the local pagan scene, was also the Welsh word for "idiot."
Following a Grand Tradition
Though the ink is barely dry on most of our modern pagan "traditions,"
there's at least one ancient European tradition that many people in
the Craft follow: the tradition of stealing things from
non-Western peoples. Fake Indian craft names are always chic,
especially if the closest thing to contact with Native American
spirituality you've ever had is watching Dances With Wolves at a
beer party. Better still, mix whatever Craft teachings you've
absorbed with a few ideas you picked up from a Michael Harner
book, break out the buckskins and the medicine pouches, and
proclaim yourself a shaman. Mind you, there are people out there
who have received real Native American medicine teachings, and
they may just turn you into hamburger if you piss them off; still,
that's the risk you run if you want to be really trendy.
The Random Craft Name Generator
On the other hand, if you are individualistic like everybody else
you may be looking for a name that expresses the uniqueness of your
personality but still sounds like all the other craft names you've
ever heard. Fortunately, this isn't too hard. Several
years back, a gentleman of Lady Pixie's acquaintance told her
that the best way to get laid at a pagan gathering was to have
the PA system announce, "Will Morgan and Raven please come to
the information booth?" Since the resulting crowd would include at
least a third of the female attendees, he went on, it wouldn't be
too hard to meet someone interesting. While Lady Pixie has not tried
this out herself, she has tested the principle behind it in a
series of controlled double-blinded experiments, and discovered
a rule that she has modestly named Moondrip's Law:
80% of all craft names are made up of the same thirty words
combined in various not particularly imaginative ways.
The discovery of this principle has allowed her to make the once
difficult task of creating craft names easy, by means of the
Random Craft Name Generator, release 1.0.
To use the RCNG, take either two or three of the following words
(using any convenient randomizing method, including personal
preference). If you take two, simply run them together;
if you take three, one of the words becomes the first part of the name,
and the other two are combined to form the second.
Wolf Raven Silver Moon Star Water Snow
Sea Tree Wind Cloud Witch Thorn Leaf
White Black Green Fire Rowan Swan Night
Red Mist Hawk Feather Eagle Song Sky
Storm Sun Wood
Try it out: "Rowan Moonstar." "Raven Blackthorn." "Silver Ravenw.."-
uh, never mind.
For the expanded version (RCNG 1.01), come up with a name by any of
the methods covered elsewhere in this guide, or take some ordinary
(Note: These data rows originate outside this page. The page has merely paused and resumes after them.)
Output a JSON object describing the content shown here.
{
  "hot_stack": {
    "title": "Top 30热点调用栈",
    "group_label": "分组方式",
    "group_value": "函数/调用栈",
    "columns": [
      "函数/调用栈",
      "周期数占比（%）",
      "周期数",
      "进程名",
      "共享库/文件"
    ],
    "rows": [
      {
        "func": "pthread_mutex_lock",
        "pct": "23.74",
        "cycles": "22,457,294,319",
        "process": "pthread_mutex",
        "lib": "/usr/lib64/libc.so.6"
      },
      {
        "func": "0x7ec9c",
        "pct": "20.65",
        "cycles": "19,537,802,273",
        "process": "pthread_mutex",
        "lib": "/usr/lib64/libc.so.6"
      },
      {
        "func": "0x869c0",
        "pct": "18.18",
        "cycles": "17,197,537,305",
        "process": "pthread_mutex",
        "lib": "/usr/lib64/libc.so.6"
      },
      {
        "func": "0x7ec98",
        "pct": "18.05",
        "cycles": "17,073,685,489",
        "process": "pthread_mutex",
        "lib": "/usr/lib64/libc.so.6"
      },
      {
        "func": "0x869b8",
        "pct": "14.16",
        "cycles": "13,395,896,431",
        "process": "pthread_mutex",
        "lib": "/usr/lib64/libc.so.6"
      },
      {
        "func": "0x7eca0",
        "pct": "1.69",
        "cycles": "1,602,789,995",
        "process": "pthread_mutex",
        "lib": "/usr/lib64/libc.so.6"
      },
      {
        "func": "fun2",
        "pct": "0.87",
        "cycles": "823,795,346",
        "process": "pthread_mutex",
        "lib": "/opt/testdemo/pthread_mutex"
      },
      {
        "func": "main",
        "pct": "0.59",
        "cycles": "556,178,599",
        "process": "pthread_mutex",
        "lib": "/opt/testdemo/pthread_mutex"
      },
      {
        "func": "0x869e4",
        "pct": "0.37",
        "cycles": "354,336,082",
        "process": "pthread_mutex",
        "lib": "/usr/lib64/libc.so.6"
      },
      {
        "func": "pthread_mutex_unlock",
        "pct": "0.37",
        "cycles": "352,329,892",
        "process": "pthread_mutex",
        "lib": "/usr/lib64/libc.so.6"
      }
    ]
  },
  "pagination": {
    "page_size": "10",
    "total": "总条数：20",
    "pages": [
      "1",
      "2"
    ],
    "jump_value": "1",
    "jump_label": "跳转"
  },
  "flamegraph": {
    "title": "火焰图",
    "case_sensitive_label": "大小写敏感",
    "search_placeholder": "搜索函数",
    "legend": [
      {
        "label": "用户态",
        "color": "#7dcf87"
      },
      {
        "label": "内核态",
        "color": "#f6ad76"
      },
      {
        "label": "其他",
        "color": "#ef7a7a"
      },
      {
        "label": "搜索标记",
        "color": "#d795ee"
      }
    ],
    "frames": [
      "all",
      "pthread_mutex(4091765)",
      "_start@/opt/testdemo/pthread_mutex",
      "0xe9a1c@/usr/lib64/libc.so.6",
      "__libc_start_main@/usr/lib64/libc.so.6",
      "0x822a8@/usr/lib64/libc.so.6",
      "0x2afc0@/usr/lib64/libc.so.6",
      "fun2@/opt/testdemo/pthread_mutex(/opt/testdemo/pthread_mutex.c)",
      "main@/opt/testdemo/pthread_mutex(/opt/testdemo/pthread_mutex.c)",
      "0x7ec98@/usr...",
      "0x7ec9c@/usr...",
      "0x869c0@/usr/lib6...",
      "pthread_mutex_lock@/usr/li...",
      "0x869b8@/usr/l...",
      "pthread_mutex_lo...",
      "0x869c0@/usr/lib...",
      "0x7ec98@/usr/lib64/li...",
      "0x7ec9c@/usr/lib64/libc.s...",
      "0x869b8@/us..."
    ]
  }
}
American name, and add a two-word name produced on the RCNG to the
end: "Gwydion Silvertree." "Sybil Moonwitch." "Squatting Buffalo
Firewater." The possibilities are endless!
(Note that this list will change with shifts in fashion;
Lady Pixie expects to bring out an upgrade to RCNG 2.0 in a year or
It may be objected by the narrow-minded (who are probably all
covert Christians, anyway) that members of the Craft have
better things to do with their time than the above guidelines
would suggest. This shows a complete lack of insight. First of all, in an
increasingly blase and tolerant culture, it's becoming hard for white
middle-class Americans to get that rush of self-righteous
gratification that comes from pretending to be members of a persecuted
minority; we may not be able to get burned at the stake by calling
ourselves silly names, but at least we can get laughed at,
and that's something. Secondly, if we keep on treating craft names (and
the Craft as a whole) as fashion statements, that spares us the
unpleasant drudgery of actually learning magic and making
it part of our lives. Finally, if we're pretentious enough,
those people who actually know enough to magic their way out of a
wet paper bag will roll their eyes and go somewhere else, and we
can keep on fighting our witch wars, casting vast astral whammies
and invoking powers we don't have a clue how to control,
all in the serene certainty that no one is actually going to get hurt.
On the other hand, we could take the Craft seriously...but who wants to do
-- Lady Pixie Moondrip